We’ve all heard of the devastating widespread forest fires in the Amazon, an essential rainforest that houses the most diverse ecosystem in the world. According to research, it’s made of up an estimated 390 billion individual trees, a number that has already fast depleted due to the fire’s lack of media coverage until late. This great loss to the Amazon spells devastating consequences to the earth as the rainforest acts as a buffer to slow down climate change, something it won’t be able to do anymore in the same force as it once had.
But aside from airing out grievances on our phones and hashtagging to “Save the Amazon,” you may be wondering, what other practical act can we do to help, considering we’re miles away from the catastrophe? The answer is to simply start where you are, and do what you can.
An imminent example is to join environmental efforts in the country, such as MAD Travel’s monthly tree planting initiative. If you truly want to make a difference, the travel social enterprise organizes tree planting trips and other nature-reimmersive activities at least two to three times a month to local areas in desperate need, including Aurora, Bataan, Zambales, and Rizal.
For this coming month, the organization is set for Zambales on September 21 and 28, in their continued effort to revive the barren land of the Aetas into a rainforest, which will also help create food source for the locals. “[The goal is to plant] three million trees. A combination of local forest species and fruit bearing trees along the edge of the forest to provide livelihood,” MAD’s co-founder Raf Dionisio tells Preview.
“Bring a cap, long-sleeved shirt, sunglasses, a reusable bottle of water, camera, water or sandproofing pouches, seeds of local fruit trees like mangosteen, rambutan, etc., sandals for walking in the volcanic ash, extra change of clothes and pocket money to buy interesting gifts from the tribe. Also bring a song you can sing as the community loves to listen to others share their talent.”

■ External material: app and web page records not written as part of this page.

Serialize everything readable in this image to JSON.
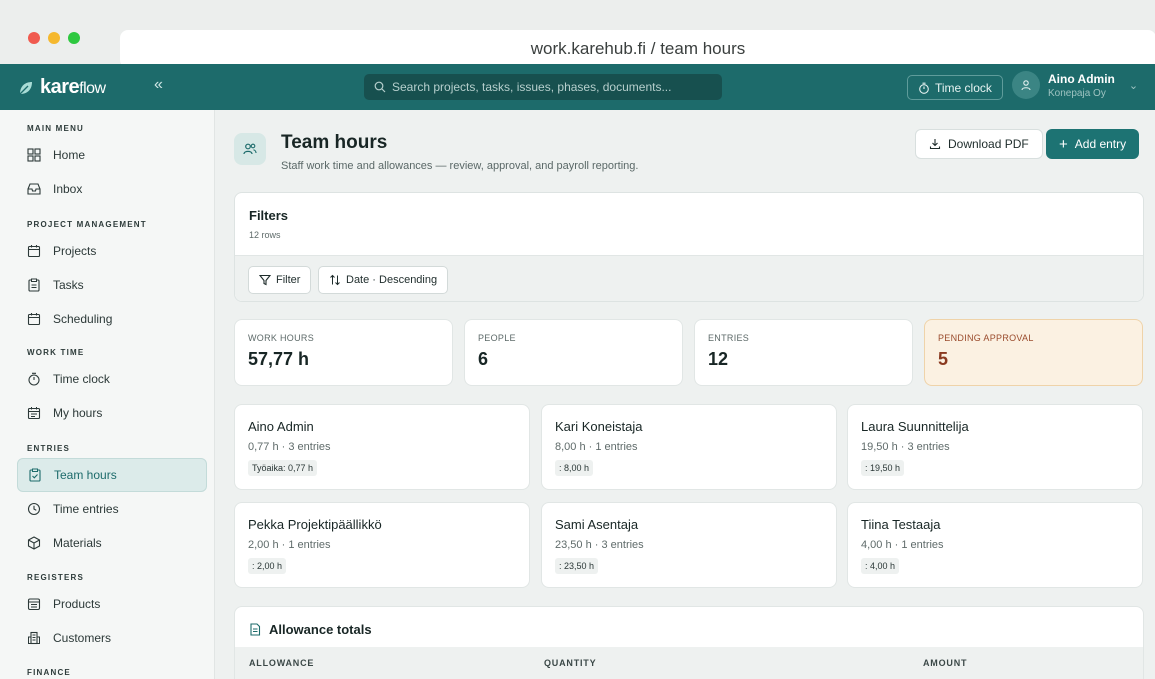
{
  "browser": {
    "url": "work.karehub.fi / team hours"
  },
  "appbar": {
    "logo_main": "kare",
    "logo_sub": "flow",
    "collapse": "«",
    "search_placeholder": "Search projects, tasks, issues, phases, documents...",
    "timeclock_label": "Time clock",
    "user_name": "Aino Admin",
    "user_org": "Konepaja Oy"
  },
  "sidebar": {
    "sections": [
      {
        "title": "MAIN MENU",
        "items": [
          {
            "label": "Home",
            "icon": "grid-icon"
          },
          {
            "label": "Inbox",
            "icon": "inbox-icon"
          }
        ]
      },
      {
        "title": "PROJECT MANAGEMENT",
        "items": [
          {
            "label": "Projects",
            "icon": "calendar-icon"
          },
          {
            "label": "Tasks",
            "icon": "clipboard-icon"
          },
          {
            "label": "Scheduling",
            "icon": "calendar-icon"
          }
        ]
      },
      {
        "title": "WORK TIME",
        "items": [
          {
            "label": "Time clock",
            "icon": "stopwatch-icon"
          },
          {
            "label": "My hours",
            "icon": "calendar-icon"
          }
        ]
      },
      {
        "title": "ENTRIES",
        "items": [
          {
            "label": "Team hours",
            "icon": "clipboard-check-icon",
            "active": true
          },
          {
            "label": "Time entries",
            "icon": "clock-icon"
          },
          {
            "label": "Materials",
            "icon": "box-icon"
          }
        ]
      },
      {
        "title": "REGISTERS",
        "items": [
          {
            "label": "Products",
            "icon": "archive-icon"
          },
          {
            "label": "Customers",
            "icon": "building-icon"
          }
        ]
      },
      {
        "title": "FINANCE",
        "items": []
      }
    ]
  },
  "page": {
    "title": "Team hours",
    "subtitle": "Staff work time and allowances — review, approval, and payroll reporting.",
    "download_label": "Download PDF",
    "add_label": "Add entry"
  },
  "filters": {
    "title": "Filters",
    "rows": "12 rows",
    "filter_label": "Filter",
    "sort_label": "Date · Descending"
  },
  "stats": [
    {
      "label": "WORK HOURS",
      "value": "57,77 h"
    },
    {
      "label": "PEOPLE",
      "value": "6"
    },
    {
      "label": "ENTRIES",
      "value": "12"
    },
    {
      "label": "PENDING APPROVAL",
      "value": "5"
    }
  ],
  "people": [
    {
      "name": "Aino Admin",
      "meta": "0,77 h · 3 entries",
      "tag": "Työaika: 0,77 h"
    },
    {
      "name": "Kari Koneistaja",
      "meta": "8,00 h · 1 entries",
      "tag": ": 8,00 h"
    },
    {
      "name": "Laura Suunnittelija",
      "meta": "19,50 h · 3 entries",
      "tag": ": 19,50 h"
    },
    {
      "name": "Pekka Projektipäällikkö",
      "meta": "2,00 h · 1 entries",
      "tag": ": 2,00 h"
    },
    {
      "name": "Sami Asentaja",
      "meta": "23,50 h · 3 entries",
      "tag": ": 23,50 h"
    },
    {
      "name": "Tiina Testaaja",
      "meta": "4,00 h · 1 entries",
      "tag": ": 4,00 h"
    }
  ],
  "allowances": {
    "title": "Allowance totals",
    "columns": [
      "ALLOWANCE",
      "QUANTITY",
      "AMOUNT"
    ]
  }
}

The valiant effort is open to anyone willing to actually get out there and make a change. In knowing we’ve already lost a disastrous amount of nature to the Amazon fires, it’s high-time we step up, even in our own small ways, before it’s too late.